For several reasons, the SEC’s proposed rule to address the growing CEO-average worker pay gap will not work as intended. Here’s an alternative approach.
FORTUNE — Last week, the Securities and Exchange Commission unveiled a proposed rule that will compel U.S. companies to disclose how their top executive’s pay compares to that of the average worker. The new rule is in response to growing criticism of runaway compensation at many large public companies, wage stagnation for rank-and-file workers, and the seeming inability of corporate boards to tie CEO paychecks to long-term company performance in an effective way.
In an efficient capitalist model, companies would pay CEOs based on a variety of factors, including quarterly earnings, long-term performance, stock price appreciation, innovation, ROC (Return on Capital), employee satisfaction, and customer retention, among many other things. But in practice, CEO pay is often based on only a few metrics that may dazzle analysts and investors in the short run but may not reflect true business fundamentals or likely future performance.

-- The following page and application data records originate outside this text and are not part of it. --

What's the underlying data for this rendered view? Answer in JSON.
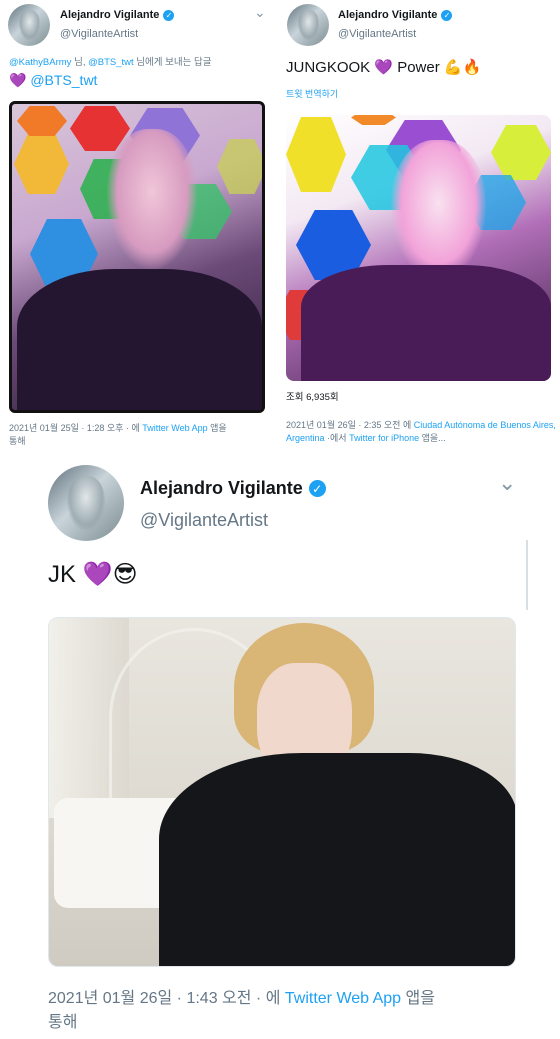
{
  "tweet1": {
    "name": "Alejandro Vigilante",
    "handle": "@VigilanteArtist",
    "reply_mention1": "@KathyBArmy",
    "reply_sep1": " 님, ",
    "reply_mention2": "@BTS_twt",
    "reply_suffix": " 님에게 보내는 답글",
    "heart": "💜",
    "body_mention": "@BTS_twt",
    "meta_date": "2021년 01월 25일 · 1:28 오후 · 에 ",
    "meta_app": "Twitter Web App",
    "meta_suffix": " 앱을",
    "meta_line2": "통해"
  },
  "tweet2": {
    "name": "Alejandro Vigilante",
    "handle": "@VigilanteArtist",
    "body_text": "JUNGKOOK ",
    "body_heart": "💜",
    "body_word": " Power ",
    "body_emoji": "💪🔥",
    "translate": "트윗 번역하기",
    "views": "조회 6,935회",
    "meta_date": "2021년 01월 26일 · 2:35 오전 에 ",
    "meta_place": "Ciudad Autónoma de Buenos Aires, Argentina",
    "meta_mid": " ·에서 ",
    "meta_app": "Twitter for iPhone",
    "meta_suffix": " 앱을..."
  },
  "tweet3": {
    "name": "Alejandro Vigilante",
    "handle": "@VigilanteArtist",
    "body_text": "JK ",
    "body_heart": "💜",
    "body_emoji": "😎",
    "meta_date": "2021년 01월 26일 · 1:43 오전 · 에 ",
    "meta_app": "Twitter Web App",
    "meta_suffix": " 앱을",
    "meta_line2": "통해"
  },
  "icons": {
    "verified": "✓",
    "chevron": "⌄"
  },
  "colors": {
    "link": "#1da1f2",
    "secondary_text": "#657786",
    "heart": "#a98ddb"
  }
}
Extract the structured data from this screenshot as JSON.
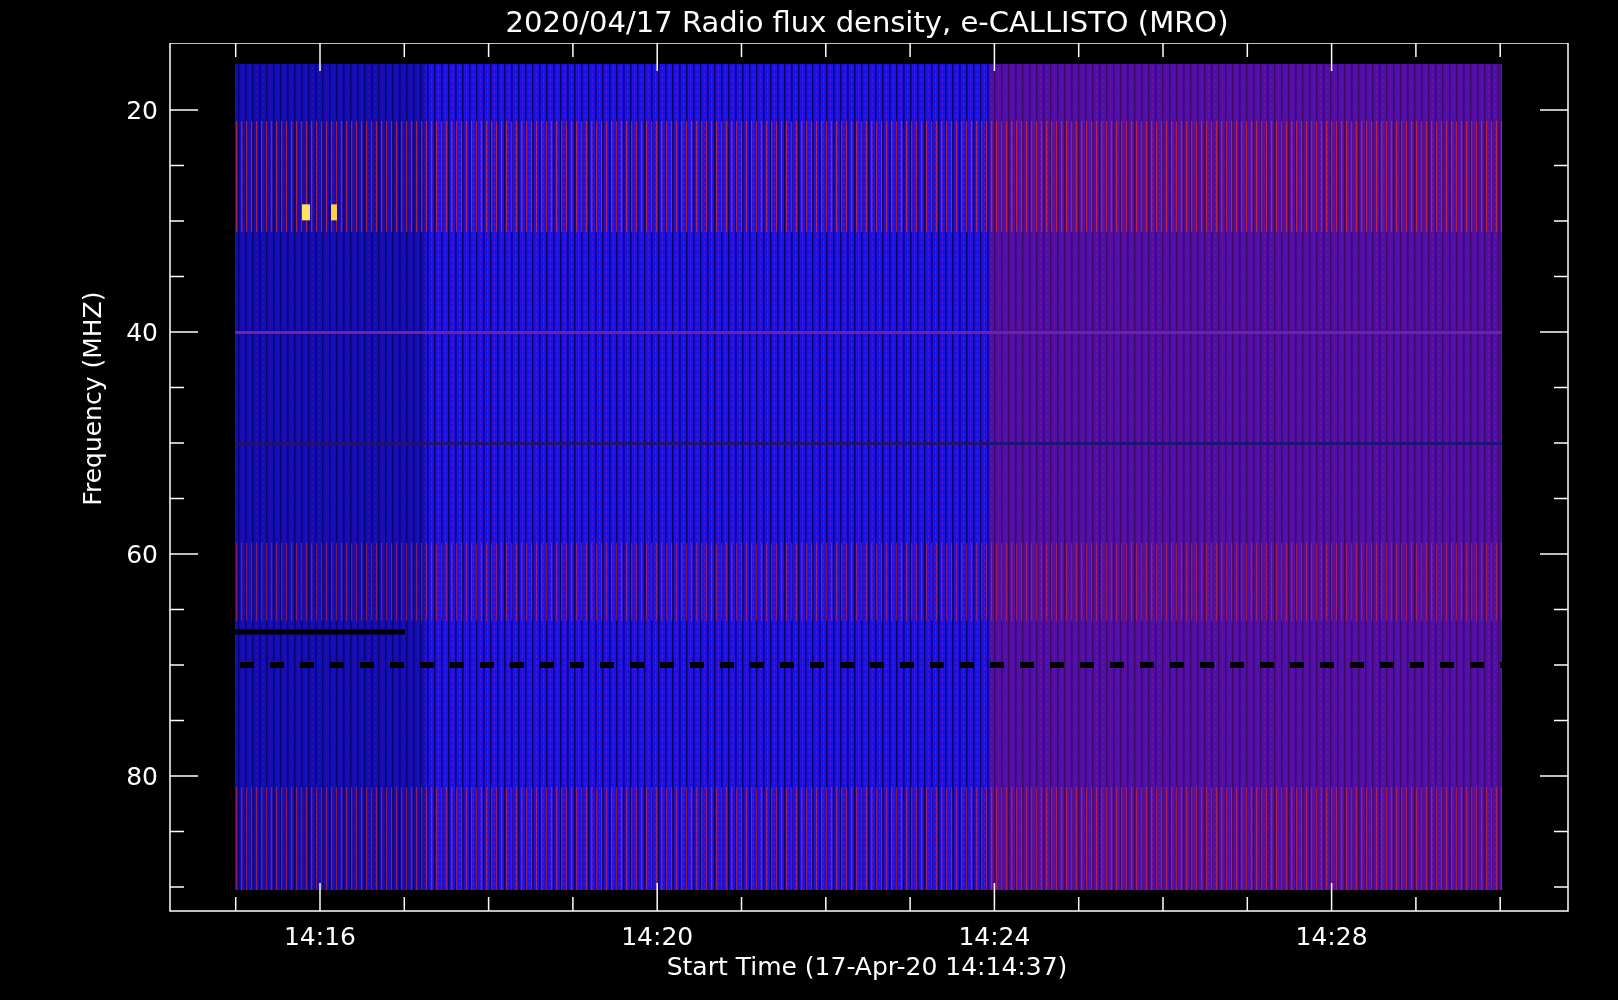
{
  "plot": {
    "title": "2020/04/17  Radio flux density, e-CALLISTO (MRO)",
    "x_axis": {
      "label": "Start Time (17-Apr-20 14:14:37)",
      "ticks": [
        "14:16",
        "14:20",
        "14:24",
        "14:28"
      ]
    },
    "y_axis": {
      "label": "Frequency (MHZ)",
      "ticks": [
        "20",
        "40",
        "60",
        "80"
      ]
    }
  }
}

Given that, the SEC’s move might seem like welcome news for shareholder activists, workers rights advocates, and labor unions, but it will do little to alter the status quo on pay.
The reasons for this are many. For one, large shareholders already have access to this information due to their powerful position, and if they have not objected to a CEO’s pay yet, they are unlikely to change their stance; plus smaller shareholders do not necessarily care about executive pay as long as their shares go up in value in the near term. Also, Dodd-Frank’s say-on-pay rule, which enables shareholders to challenge oversize paychecks, is non-binding on corporate boards and therefore ineffective. On top of all of this, assessing the long- term implications of business decisions and tying them appropriately to short-term executive pay is complicated, and clawbacks can be tricky to execute. And if that weren’t enough, many CEOs have undue influence over their boards — and their own compensation — sometimes by serving as chairman as well as CEO.
The SEC has been especially active lately in policing the corporate sector, but the new rule cannot address any of the challenges mentioned above and so is unlikely to make a difference on its own. A more effective idea would be for the government to offer companies an incentive to rationalize CEO compensation, such as a tax credit, and to base that tax credit on the CEO-employee pay ratio.
If a company had a pay ratio of 25:1 and 300 workers total, it would receive (for the sake of argument) the following tax credit: $1,000 (unadjusted tax credit per worker) X 1/25 (inverse pay ratio) X 300 (number of workers) = a total of $12,000
In this example, the lower the pay ratio (or the narrower the gap between the pay of the CEO and average workers), the bigger the tax credit, motivating businesses to be more thoughtful in setting compensation for CEOs as well as junior employees. A side benefit of this formula is that a company would also receive credit for hiring more workers, which is an equally worthwhile goal for our government to pursue at a time of high unemployment.
Of course, funding for a new tax credit is difficult to secure, but the CEO pay ratio itself points to a possible solution.
Currently, tax loopholes that enable companies to shield money from the IRS by moving it to offshore havens cost the Treasury $150 billion every year. The beneficiaries of these loopholes are major corporations with international operations and the means to pursue esoteric tax strategies, but then these are the same companies with the highest CEO pay ratios (354:1). By closing even a portion of these loopholes, the government could easily and justifiably replace them with a tax credit based on the CEO pay ratio for the 3,687 companies traded publicly in the U.S. on regulated exchanges.
If tax credits can be used to encourage investment and innovation, why should they not be used to promote better corporate governance and more hiring?
is a political and business commentator. He has worked at investment banks Lazard Freres and Dresdner Kleinwort Wasserstein. He is the author of two thriller novels, including Killing Wall Street.